By Jan Wagner
The British are coming! The British are coming! The British were here – in a VW Beetle? I’ll explain shortly.
For 24 days beginning in June and ending shortly after the Fourth of July, the San Diego County Fair was in town. As you may know, a couple of columns ago (in AutoMatters # 338) the Fair had terrific action-packed motorsports, car shows and more. I wanted to return one more time – on the Fourth of July, to see what I missed the first time around and to enjoy the holiday fireworks show.
The theme this year was “The Fab Fair.” All around the Fairgrounds were exhibits, performances and more to celebrate the 50
anniversary of the British Invasion – an invasion of British pop culture and music.
As always, I was on the lookout for things that were automotive – perhaps some British sports cars or a London taxi. Instead, in the parking lot, I saw double-decker buses arriving with loads of Fairgoers. That’s British.
Something else caught my eye in the parking lot. It was a bright yellow Smart car, but it was not the car itself that drew my attention and that of other passers-by. On the dashboard of that car was the largest collection of assorted junk and trash that I think I’ve ever seen on the dashboard of a car that had just been driven. It was totally covered in the stuff. There was at least one cap, the car’s owner’s manual, a brochure, a scrunched-up Domino's Pizza package, a stuffed animal, a doll, a plastic pill bottle, used napkins, a plastic case and lots more. It was such an unbelievable sight that I felt compelled to take a picture of it. Talk about a safety hazard – that stuff could end up wedged on or under the gas pedal or the brake if the driver had to swerve or perform other evasive emergency maneuvers. Not cool.
If you have any similarly crazy car pictures, I’d sure like to see them. Please send them to me at AutoMatters@gmail.com.
Inside the Fairgrounds, and looking as if it had been parked in a strawberry field forever (there I go again with a British reference) after being driven to a ’60s music festival and then forgotten about for 50 years, was a flower power VW Beetle. Adorning the side of that automotive relic of a bygone era was a rendering of The Beatles covered by a rainbow, and alongside an iconic peace symbol. I had showed up as the sun was setting, so the nearby cymbal from a band’s old drum set appropriately cast its long shadow over The Beatles.

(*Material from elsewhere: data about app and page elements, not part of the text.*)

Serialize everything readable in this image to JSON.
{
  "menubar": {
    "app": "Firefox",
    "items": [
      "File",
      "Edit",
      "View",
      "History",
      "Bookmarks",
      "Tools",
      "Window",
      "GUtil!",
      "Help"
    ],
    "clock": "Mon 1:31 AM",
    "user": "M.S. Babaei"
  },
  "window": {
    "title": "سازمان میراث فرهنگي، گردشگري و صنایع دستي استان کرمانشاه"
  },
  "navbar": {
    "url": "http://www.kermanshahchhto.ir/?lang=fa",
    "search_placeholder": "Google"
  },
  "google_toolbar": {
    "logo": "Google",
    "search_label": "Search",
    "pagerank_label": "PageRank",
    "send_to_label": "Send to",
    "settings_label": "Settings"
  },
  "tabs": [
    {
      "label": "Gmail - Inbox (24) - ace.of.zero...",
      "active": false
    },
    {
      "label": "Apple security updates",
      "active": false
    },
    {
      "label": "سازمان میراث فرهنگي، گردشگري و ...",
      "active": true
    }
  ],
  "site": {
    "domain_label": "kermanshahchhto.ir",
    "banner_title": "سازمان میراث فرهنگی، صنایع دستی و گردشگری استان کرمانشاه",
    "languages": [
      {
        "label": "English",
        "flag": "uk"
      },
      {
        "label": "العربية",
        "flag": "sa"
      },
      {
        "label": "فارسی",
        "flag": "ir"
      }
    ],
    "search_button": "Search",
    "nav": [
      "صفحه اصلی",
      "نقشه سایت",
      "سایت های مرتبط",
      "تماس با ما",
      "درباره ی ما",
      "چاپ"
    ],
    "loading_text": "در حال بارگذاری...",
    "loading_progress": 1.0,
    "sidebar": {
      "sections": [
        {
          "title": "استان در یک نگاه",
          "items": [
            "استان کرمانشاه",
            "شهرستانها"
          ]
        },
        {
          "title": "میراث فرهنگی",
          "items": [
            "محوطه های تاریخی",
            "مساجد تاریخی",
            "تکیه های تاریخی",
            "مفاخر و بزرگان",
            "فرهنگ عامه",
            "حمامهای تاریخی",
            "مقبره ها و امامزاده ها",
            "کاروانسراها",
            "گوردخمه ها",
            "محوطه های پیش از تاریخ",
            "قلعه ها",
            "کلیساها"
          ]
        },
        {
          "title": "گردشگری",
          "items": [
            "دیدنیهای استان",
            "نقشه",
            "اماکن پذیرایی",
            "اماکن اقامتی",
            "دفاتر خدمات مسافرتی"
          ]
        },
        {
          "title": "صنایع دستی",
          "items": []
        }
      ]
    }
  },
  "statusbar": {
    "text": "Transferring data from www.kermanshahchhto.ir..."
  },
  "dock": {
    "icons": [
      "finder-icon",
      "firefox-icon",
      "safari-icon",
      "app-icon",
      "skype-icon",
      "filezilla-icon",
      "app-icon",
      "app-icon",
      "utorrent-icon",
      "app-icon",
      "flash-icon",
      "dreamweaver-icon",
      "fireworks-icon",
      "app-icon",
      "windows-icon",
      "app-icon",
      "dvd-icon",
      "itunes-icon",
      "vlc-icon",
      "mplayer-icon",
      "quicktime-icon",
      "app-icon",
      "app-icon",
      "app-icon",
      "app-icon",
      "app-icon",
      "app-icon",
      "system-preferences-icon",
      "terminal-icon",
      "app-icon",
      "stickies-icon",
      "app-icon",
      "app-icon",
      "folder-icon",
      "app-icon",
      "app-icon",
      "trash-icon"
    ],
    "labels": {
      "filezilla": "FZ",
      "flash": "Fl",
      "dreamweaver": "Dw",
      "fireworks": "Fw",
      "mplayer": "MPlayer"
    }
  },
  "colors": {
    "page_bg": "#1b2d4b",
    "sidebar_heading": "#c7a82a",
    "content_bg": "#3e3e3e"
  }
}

One of my annual traditions at the Fair is attending the daily afternoon wine tasting in the infield’s San Diego Pavilion. KYXY’s Sam Bass hosts them. Each year I join others to wait in line for one of the limited numbered tickets that is required
in order to sample four wines from our nearby vineyards. Afterwards we get to keep a souvenir wine glass, on which is imprinted that year’s Fair logo. My collection of these wine glasses has been building for several years. Their logos serve as nice reminders of past Fairs – and wine tastings. I highly recommend doing this.
In years past I’d watched the Fair’s Fourth of July fireworks show from a neighborhood overlooking the
Fairgrounds from the other side of the I-5 freeway. I used to live in that neighborhood, so it was a family tradition to walk up to the edge of the neighborhood, set up lawn chairs and enjoy the show. Unfortunately, the fireworks were quite far away. Some years we could only see the very beginning of the show before wind blew the smoke our way and spoiled our view.
This year I had a much better vantage point to take pictures of the fireworks. I was high atop the main grandstand.
“America” entertained a packed, standing-room crowd with a wonderful concert. That was free with Fair admission.
After the Fair ended, I returned to retrieve my tribute to 50 Years of Ford’s Mustang. It was a collection of mostly 1:18
scale diecast Mustangs, as well as assorted memorabilia. This year I actually won something – an Honorable Mention ribbon. I’m already looking forward to next year’s San Diego County Fair. I hope that you can join me.
As always, please write to AutoMatters@gmail.com with your comments and suggestions.
Copyright © 2014 by Jan Wagner –A